Now we’re ready to create the AVD! To do this we use the
see what it can do, just pass it the
To find out the available targets for and AVD or available virtual devices,
just pass the
list command to
avdmanager (yes, this is inconsistent with
the usage in
sdkmanager, but let’s not worry about that).
Since version 19 of the Android API is fairly old, I chose to use a fairly old device, namely a “Nexus 5”, a phone I once owned.
To create the AVD, pass the
create subcommand to
avdmanager along with
the remaining required parameters (note that although the help for the
create subcommand only mentions that the
--name option is required,
actually we have to specify a device and a system image, via the
--package options respectively). The full command looks like this:
Emulating the Android device
We’re now ready to emulate our newly-created Nexus 5. This step will tell
us if everything is wired up correctly inside Android Studio so that we can
later emulate devices from Cordova. To start the device, we use the

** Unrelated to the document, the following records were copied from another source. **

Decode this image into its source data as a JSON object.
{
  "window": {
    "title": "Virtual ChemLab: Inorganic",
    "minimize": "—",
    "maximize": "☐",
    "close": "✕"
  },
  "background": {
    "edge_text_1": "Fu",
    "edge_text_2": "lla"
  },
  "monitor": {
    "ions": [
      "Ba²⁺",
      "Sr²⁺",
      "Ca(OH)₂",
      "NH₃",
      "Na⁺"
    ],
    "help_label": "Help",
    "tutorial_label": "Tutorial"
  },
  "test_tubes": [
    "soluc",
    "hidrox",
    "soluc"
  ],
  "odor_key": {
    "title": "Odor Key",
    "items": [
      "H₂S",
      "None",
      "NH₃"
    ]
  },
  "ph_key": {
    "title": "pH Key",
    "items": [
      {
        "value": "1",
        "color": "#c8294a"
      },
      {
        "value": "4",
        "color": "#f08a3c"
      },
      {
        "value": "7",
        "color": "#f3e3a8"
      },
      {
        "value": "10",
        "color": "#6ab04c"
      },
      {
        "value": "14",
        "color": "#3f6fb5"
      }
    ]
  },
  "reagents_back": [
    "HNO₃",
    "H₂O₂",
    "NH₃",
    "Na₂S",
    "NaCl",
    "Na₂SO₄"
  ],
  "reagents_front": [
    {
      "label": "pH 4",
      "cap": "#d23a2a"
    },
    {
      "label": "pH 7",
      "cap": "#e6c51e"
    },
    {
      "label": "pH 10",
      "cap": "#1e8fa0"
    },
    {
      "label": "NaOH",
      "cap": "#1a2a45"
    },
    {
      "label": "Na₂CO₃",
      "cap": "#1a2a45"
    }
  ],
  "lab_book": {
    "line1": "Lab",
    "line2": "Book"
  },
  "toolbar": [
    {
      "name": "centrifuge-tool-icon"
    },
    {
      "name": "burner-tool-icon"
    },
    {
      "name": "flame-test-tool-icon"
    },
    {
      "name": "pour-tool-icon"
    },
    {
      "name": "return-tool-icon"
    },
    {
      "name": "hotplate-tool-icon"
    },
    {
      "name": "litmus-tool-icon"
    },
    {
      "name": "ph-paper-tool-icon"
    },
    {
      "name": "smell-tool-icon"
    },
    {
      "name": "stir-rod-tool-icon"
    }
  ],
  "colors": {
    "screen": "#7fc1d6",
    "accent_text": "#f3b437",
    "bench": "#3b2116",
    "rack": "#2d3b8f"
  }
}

A note for VirtualBox users (and those using VirtualBox implicitly via Vagrant): if you have a VirtualBox VM running, you will get an error like this:
All this means is that VirtualBox VMs can’t run at the same time as an Android emulator. Turning off the VM will allow the emulator to run.
You should now see Android start and will be presented with a screen like this:
Click on “Ok” to get past the first screen and then long-click on the power button (at the top of the list of buttons at the right) to send the power-off signal to the emulated phone. Select the option to switch off the phone and wait for the emulator to shut everything down.
Now let’s get this to work in Cordova!
Emulating an Android app via Cordova
To install Cordova we don’t have to do as much work as was required for
Android Studio. Since Cordova is a NodeJS package, we need to make sure the
npm packages are installed:
The instructions used in Apache Cordova in Action install Cordova
globally (i.e. by adding the
-g flag to
npm; see section 2.6). I like
to keep my projects as separate from one another as I can and to let
Debian’s APT system manage my system packages where possible, hence I will
only install Cordova locally (i.e. within a given directory). The only
penalty here is that the path to Cordova’s
bin/ directory has to be set
explicitly. I have a shell script for that too, but first, let’s create a
project directory and install Cordova into it:
That’s it! Unfortunately, we can’t run the
cordova command directly, but
by putting the following code into
and sourcing the file
we can now run the
cordova command within this shell, e.g.:
Creating a Cordova project
To get started with Cordova, one must first create a project (using the example project name used in Apache Cordova in Action:
This will create a directory called
myfirstproject and populate it with a
set of default files and directories so that one can start a “Hello World”
application very quickly. Change into this directory
to see a list of platforms for which you can target your Cordova app development. We’re interested in developing for Android here, so we use
to set up our app to target Android. It’s also possible to target a browser for a standard web application or even Windows if one wants to create an app for Windows 8 or Windows 10.
Running the default “Hello World” Cordova app in Android
Now we just need to run
to get Cordova to start the Android emulator and to start the “Hello World” app within it. Note that Gradle is likely to want to download itself in this step, so it can take a while to get going (I did mention that lots will be downloaded, didn’t I?) If all went well, you should see a screen like this:
Yay! We’ve got Android Studio and Cordova installed and have managed to get the default Cordova “Hello World” app to start. Now for the really hard work: actually developing the real application!
Appendix: Cleaning up
Should you ever want to completely remove everything that was changed/installed as part of the Android Studio installation and Cordova setup, you will need to remove these files and directories:
Please note that I’m not affiliated with Manning or with Raymond K. Camden; I simply found his book to be a good introduction to Cordova and have thus followed the flow of his installation instructions for this post. ↩